Action item
Top to bottom, give the entries again exactly as written.
** Input data follows **
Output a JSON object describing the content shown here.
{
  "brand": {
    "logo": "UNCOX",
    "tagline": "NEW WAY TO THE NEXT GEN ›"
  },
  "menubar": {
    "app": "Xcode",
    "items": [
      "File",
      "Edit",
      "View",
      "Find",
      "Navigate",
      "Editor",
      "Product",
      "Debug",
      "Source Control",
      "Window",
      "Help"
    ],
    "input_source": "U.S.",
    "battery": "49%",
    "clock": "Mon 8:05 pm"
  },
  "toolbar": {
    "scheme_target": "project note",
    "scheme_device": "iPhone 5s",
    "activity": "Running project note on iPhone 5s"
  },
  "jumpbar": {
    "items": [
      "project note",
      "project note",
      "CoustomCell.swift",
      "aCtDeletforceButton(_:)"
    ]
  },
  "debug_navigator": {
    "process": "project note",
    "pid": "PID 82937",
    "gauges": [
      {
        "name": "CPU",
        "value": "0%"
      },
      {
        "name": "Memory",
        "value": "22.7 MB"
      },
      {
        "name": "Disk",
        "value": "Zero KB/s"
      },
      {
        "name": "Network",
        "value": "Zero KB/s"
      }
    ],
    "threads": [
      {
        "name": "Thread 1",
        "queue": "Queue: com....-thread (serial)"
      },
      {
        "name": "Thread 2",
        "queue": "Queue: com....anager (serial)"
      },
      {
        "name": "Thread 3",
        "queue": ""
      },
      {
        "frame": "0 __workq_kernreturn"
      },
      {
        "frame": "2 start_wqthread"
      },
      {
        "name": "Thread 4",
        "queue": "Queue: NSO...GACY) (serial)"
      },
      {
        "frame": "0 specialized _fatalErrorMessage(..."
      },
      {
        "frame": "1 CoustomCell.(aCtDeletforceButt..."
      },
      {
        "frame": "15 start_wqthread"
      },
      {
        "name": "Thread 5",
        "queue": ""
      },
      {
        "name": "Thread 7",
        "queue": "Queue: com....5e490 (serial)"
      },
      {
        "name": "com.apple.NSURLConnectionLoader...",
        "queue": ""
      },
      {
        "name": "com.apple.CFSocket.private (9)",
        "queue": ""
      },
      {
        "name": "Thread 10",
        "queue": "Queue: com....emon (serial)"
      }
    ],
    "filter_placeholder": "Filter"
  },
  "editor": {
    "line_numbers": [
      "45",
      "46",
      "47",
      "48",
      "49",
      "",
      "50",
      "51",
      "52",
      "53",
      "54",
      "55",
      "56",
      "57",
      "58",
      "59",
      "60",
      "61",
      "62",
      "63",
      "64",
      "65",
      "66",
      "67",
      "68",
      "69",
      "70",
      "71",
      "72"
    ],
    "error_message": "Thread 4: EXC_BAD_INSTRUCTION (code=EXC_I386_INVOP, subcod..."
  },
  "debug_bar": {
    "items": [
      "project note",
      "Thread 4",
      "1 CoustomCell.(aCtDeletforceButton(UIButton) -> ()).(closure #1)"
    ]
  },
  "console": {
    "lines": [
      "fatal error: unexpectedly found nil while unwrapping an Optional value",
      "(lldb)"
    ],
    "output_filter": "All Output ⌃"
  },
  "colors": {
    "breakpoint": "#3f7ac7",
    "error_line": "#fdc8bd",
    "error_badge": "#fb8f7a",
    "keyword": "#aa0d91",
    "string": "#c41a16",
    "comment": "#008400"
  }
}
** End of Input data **
Exercise answer
Output a JSON object describing the content shown here.
{
  "brand": {
    "logo": "UNCOX",
    "tagline": "NEW WAY TO THE NEXT GEN ›"
  },
  "menubar": {
    "app": "Xcode",
    "items": [
      "File",
      "Edit",
      "View",
      "Find",
      "Navigate",
      "Editor",
      "Product",
      "Debug",
      "Source Control",
      "Window",
      "Help"
    ],
    "input_source": "U.S.",
    "battery": "49%",
    "clock": "Mon 8:05 pm"
  },
  "toolbar": {
    "scheme_target": "project note",
    "scheme_device": "iPhone 5s",
    "activity": "Running project note on iPhone 5s"
  },
  "jumpbar": {
    "items": [
      "project note",
      "project note",
      "CoustomCell.swift",
      "aCtDeletforceButton(_:)"
    ]
  },
  "debug_navigator": {
    "process": "project note",
    "pid": "PID 82937",
    "gauges": [
      {
        "name": "CPU",
        "value": "0%"
      },
      {
        "name": "Memory",
        "value": "22.7 MB"
      },
      {
        "name": "Disk",
        "value": "Zero KB/s"
      },
      {
        "name": "Network",
        "value": "Zero KB/s"
      }
    ],
    "threads": [
      {
        "name": "Thread 1",
        "queue": "Queue: com....-thread (serial)"
      },
      {
        "name": "Thread 2",
        "queue": "Queue: com....anager (serial)"
      },
      {
        "name": "Thread 3",
        "queue": ""
      },
      {
        "frame": "0 __workq_kernreturn"
      },
      {
        "frame": "2 start_wqthread"
      },
      {
        "name": "Thread 4",
        "queue": "Queue: NSO...GACY) (serial)"
      },
      {
        "frame": "0 specialized _fatalErrorMessage(..."
      },
      {
        "frame": "1 CoustomCell.(aCtDeletforceButt..."
      },
      {
        "frame": "15 start_wqthread"
      },
      {
        "name": "Thread 5",
        "queue": ""
      },
      {
        "name": "Thread 7",
        "queue": "Queue: com....5e490 (serial)"
      },
      {
        "name": "com.apple.NSURLConnectionLoader...",
        "queue": ""
      },
      {
        "name": "com.apple.CFSocket.private (9)",
        "queue": ""
      },
      {
        "name": "Thread 10",
        "queue": "Queue: com....emon (serial)"
      }
    ],
    "filter_placeholder": "Filter"
  },
  "editor": {
    "line_numbers": [
      "45",
      "46",
      "47",
      "48",
      "49",
      "",
      "50",
      "51",
      "52",
      "53",
      "54",
      "55",
      "56",
      "57",
      "58",
      "59",
      "60",
      "61",
      "62",
      "63",
      "64",
      "65",
      "66",
      "67",
      "68",
      "69",
      "70",
      "71",
      "72"
    ],
    "error_message": "Thread 4: EXC_BAD_INSTRUCTION (code=EXC_I386_INVOP, subcod..."
  },
  "debug_bar": {
    "items": [
      "project note",
      "Thread 4",
      "1 CoustomCell.(aCtDeletforceButton(UIButton) -> ()).(closure #1)"
    ]
  },
  "console": {
    "lines": [
      "fatal error: unexpectedly found nil while unwrapping an Optional value",
      "(lldb)"
    ],
    "output_filter": "All Output ⌃"
  },
  "colors": {
    "breakpoint": "#3f7ac7",
    "error_line": "#fdc8bd",
    "error_badge": "#fb8f7a",
    "keyword": "#aa0d91",
    "string": "#c41a16",
    "comment": "#008400"
  }
}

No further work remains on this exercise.